- **ASSIGNMENT**: Go line by line through the entries below and copy those containing the string "Material".

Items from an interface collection
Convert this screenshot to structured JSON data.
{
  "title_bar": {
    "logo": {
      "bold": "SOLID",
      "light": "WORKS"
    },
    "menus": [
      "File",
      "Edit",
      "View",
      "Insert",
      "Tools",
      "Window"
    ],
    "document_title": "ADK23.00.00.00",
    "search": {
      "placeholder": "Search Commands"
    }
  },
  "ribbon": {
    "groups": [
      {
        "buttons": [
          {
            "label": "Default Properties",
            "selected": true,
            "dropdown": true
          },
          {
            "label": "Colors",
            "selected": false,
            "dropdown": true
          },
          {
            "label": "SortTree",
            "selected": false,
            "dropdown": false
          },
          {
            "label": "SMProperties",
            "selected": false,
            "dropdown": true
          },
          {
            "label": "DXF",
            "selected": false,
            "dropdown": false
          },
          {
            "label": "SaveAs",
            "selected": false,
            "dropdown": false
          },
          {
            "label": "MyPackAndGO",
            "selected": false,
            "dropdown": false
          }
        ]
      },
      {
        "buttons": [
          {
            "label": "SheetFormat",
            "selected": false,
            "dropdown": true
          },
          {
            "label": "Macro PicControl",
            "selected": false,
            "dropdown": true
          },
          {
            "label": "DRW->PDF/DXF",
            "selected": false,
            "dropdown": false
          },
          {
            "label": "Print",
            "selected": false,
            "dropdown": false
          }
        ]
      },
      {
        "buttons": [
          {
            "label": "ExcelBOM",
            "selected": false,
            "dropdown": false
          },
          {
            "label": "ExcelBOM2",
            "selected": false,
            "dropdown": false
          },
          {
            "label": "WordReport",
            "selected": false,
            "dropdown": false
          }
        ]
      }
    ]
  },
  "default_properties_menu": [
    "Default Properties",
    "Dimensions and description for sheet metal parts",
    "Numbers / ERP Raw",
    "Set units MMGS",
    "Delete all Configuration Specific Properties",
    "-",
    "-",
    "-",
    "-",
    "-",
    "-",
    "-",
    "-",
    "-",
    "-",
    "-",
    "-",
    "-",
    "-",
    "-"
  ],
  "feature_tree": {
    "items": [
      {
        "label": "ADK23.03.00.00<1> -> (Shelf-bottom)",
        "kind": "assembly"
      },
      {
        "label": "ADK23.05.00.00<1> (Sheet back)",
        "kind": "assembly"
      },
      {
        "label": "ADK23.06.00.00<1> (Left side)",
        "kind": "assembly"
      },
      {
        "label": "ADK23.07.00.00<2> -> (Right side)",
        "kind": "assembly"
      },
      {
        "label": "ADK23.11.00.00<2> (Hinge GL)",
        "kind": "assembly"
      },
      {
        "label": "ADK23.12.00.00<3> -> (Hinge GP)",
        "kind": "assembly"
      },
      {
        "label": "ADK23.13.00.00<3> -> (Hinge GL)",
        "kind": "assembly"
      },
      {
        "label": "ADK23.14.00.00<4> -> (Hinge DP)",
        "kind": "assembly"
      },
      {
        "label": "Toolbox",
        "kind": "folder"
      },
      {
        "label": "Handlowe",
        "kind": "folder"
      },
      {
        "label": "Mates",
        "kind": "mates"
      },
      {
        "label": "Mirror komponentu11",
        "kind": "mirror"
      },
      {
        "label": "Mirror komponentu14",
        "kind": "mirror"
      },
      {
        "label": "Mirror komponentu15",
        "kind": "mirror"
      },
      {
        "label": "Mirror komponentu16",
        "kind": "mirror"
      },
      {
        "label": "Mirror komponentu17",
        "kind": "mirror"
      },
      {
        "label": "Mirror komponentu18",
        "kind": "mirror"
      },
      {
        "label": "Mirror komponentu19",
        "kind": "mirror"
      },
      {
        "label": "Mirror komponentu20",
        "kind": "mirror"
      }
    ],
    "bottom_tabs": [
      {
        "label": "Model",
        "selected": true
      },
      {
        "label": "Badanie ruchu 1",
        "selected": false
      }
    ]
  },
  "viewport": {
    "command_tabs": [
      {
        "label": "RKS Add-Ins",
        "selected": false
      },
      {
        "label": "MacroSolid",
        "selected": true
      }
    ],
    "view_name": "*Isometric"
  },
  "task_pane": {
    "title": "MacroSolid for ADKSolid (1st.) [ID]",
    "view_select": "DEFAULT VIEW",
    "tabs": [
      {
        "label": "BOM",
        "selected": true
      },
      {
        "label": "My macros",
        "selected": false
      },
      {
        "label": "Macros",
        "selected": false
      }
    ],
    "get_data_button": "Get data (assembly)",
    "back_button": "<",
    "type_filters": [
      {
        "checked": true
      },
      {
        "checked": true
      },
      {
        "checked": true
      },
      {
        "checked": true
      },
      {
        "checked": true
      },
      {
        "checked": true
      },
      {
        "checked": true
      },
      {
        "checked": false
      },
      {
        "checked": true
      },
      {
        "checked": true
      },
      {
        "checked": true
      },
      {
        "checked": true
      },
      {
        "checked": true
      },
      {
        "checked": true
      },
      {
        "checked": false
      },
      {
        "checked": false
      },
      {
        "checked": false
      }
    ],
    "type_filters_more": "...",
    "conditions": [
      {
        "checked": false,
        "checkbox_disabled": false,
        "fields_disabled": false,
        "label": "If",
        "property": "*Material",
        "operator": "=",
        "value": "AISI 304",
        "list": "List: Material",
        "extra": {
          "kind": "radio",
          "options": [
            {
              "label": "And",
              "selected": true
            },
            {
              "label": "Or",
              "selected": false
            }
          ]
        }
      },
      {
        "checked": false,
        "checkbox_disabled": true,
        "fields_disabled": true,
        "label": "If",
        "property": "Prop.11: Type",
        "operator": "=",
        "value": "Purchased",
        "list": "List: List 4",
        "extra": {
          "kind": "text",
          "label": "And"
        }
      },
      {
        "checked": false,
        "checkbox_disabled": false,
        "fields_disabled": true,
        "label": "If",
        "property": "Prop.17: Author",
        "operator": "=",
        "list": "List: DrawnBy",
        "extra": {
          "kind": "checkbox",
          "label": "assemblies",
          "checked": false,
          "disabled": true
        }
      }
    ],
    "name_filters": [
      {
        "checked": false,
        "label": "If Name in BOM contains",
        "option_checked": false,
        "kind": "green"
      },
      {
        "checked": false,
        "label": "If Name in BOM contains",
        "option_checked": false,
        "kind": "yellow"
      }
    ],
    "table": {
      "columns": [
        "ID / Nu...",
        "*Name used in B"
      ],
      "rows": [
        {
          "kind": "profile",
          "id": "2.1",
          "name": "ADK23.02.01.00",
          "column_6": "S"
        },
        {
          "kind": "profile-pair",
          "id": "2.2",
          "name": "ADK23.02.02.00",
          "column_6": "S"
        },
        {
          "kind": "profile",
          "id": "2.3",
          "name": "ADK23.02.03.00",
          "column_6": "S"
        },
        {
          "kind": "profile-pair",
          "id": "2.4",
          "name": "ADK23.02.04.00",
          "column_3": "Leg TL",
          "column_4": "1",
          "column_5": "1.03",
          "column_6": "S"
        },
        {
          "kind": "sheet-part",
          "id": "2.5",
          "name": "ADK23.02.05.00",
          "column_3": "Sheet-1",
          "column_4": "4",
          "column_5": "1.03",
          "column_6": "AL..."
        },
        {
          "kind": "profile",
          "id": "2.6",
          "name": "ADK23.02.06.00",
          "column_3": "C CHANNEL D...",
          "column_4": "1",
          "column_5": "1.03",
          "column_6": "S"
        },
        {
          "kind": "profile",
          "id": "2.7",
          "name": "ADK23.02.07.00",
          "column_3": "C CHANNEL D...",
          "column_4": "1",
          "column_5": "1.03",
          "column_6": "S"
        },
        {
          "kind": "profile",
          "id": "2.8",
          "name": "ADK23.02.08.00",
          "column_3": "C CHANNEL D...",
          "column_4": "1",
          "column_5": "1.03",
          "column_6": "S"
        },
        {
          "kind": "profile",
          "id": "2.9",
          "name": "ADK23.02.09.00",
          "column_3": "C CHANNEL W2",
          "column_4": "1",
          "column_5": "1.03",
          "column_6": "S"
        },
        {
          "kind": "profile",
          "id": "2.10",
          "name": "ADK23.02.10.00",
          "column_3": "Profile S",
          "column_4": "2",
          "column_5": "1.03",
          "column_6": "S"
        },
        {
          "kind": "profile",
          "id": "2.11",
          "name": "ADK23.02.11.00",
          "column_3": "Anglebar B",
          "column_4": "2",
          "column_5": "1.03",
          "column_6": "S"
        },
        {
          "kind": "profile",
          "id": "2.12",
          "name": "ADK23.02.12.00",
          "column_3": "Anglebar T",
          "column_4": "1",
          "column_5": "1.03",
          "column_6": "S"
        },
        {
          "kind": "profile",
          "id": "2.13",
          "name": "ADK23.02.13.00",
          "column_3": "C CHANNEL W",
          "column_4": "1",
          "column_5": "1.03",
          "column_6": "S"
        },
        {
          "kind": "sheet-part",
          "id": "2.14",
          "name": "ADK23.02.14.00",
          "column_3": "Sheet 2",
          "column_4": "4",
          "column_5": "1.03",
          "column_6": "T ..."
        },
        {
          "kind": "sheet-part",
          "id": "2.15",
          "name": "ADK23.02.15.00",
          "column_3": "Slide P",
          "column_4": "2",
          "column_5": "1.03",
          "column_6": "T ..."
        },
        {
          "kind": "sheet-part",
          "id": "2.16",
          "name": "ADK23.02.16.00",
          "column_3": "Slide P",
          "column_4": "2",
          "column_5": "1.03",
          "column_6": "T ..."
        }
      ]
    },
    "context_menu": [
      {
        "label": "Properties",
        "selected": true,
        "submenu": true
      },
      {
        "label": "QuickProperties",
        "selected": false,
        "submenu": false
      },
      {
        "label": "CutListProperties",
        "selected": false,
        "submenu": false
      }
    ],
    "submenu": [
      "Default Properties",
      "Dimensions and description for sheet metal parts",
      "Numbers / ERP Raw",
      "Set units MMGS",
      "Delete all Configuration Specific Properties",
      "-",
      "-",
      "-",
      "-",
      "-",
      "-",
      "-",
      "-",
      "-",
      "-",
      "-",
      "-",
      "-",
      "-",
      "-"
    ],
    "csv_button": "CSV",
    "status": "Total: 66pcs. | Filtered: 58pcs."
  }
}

- **OUTPUT FOR THIS EXERCISE**:
        "property": "*Material",
        "list": "List: Material",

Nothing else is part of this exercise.